- **GOAL OF THE EXERCISE**: The response must contain every line from the records below that has "Accessibility".

=== Section Start ===

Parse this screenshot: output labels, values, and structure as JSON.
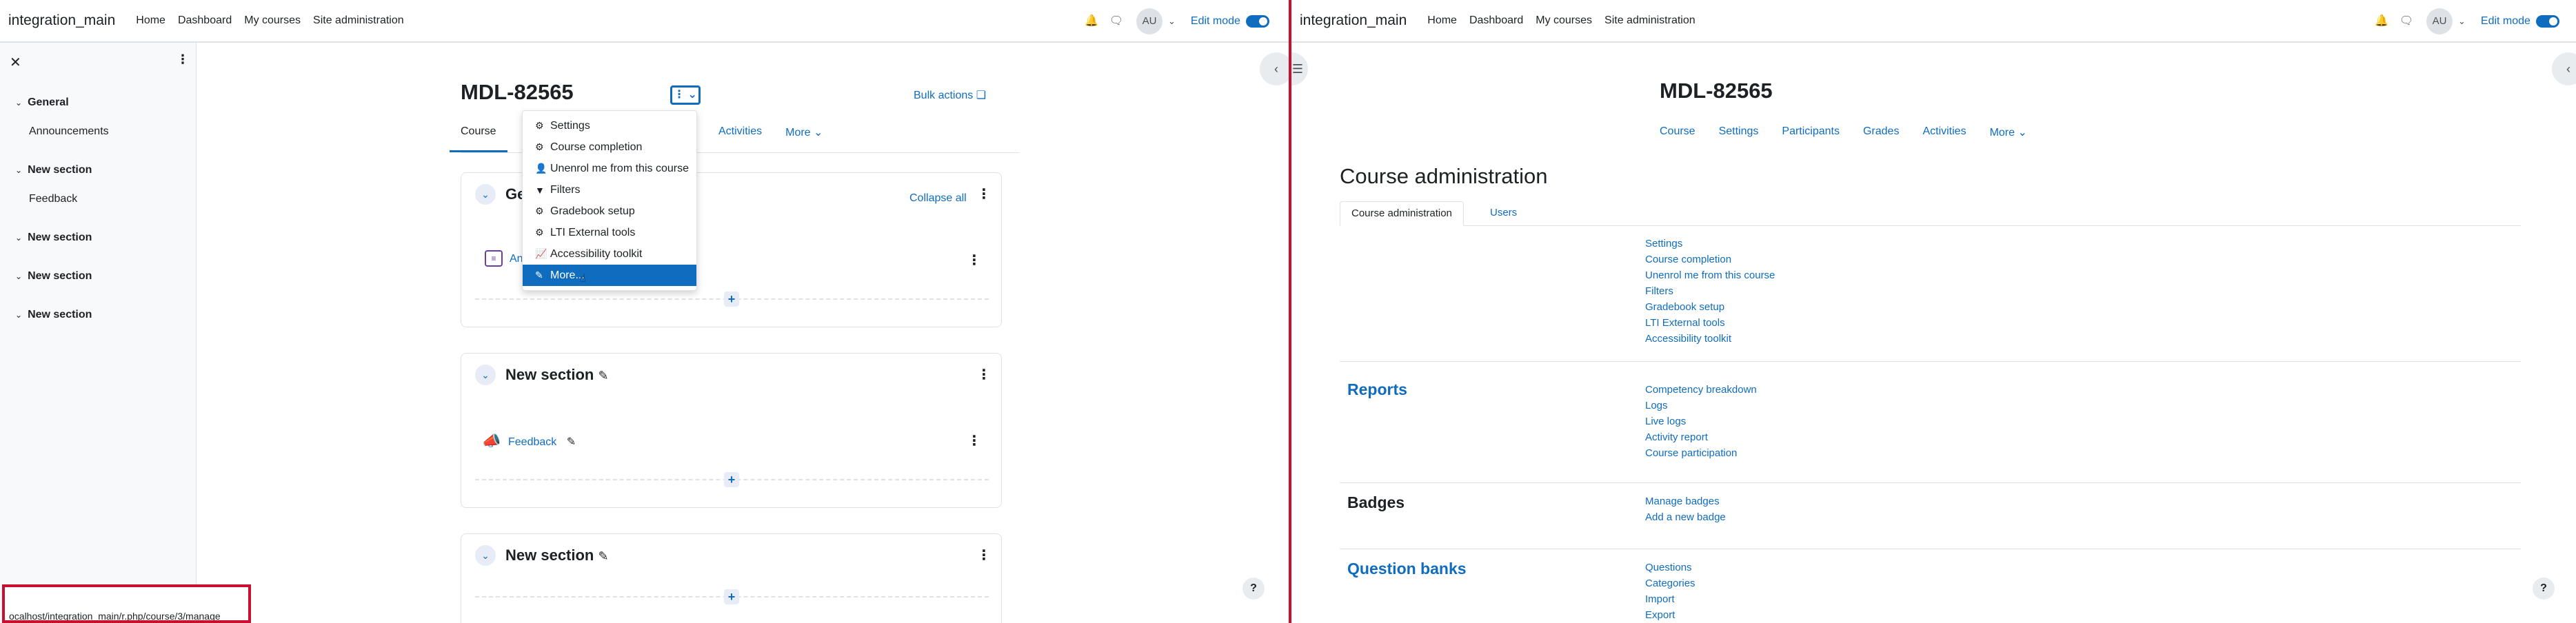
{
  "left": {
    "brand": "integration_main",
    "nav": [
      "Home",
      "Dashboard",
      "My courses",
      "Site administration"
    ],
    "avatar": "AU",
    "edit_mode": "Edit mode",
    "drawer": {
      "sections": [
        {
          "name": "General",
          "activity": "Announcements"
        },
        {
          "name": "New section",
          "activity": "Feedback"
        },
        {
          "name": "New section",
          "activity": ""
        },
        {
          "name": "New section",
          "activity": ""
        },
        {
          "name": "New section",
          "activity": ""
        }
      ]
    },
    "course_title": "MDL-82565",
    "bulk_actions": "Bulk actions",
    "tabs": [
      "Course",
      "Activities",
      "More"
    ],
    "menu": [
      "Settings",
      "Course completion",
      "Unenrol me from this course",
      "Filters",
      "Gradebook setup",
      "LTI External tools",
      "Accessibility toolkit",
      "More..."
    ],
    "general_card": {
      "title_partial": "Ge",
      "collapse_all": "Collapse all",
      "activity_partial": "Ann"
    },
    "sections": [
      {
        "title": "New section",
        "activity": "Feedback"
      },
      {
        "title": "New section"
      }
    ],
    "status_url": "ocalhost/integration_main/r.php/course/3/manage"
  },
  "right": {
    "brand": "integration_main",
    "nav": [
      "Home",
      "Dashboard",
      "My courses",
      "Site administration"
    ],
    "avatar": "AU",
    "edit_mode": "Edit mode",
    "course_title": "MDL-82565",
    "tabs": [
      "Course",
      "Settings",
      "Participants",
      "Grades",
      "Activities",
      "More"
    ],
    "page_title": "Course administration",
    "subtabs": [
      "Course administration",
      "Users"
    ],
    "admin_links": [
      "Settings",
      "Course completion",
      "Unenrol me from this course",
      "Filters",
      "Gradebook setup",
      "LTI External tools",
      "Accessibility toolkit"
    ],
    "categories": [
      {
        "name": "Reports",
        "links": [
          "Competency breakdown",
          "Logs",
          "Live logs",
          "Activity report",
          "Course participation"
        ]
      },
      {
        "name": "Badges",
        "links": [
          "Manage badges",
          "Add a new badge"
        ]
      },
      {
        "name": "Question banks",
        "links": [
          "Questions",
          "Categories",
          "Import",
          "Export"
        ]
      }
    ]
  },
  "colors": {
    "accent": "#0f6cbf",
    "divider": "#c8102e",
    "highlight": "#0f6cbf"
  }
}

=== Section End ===

- **ANSWER FOR THE TASK**:
      "Accessibility toolkit",
      "Accessibility toolkit"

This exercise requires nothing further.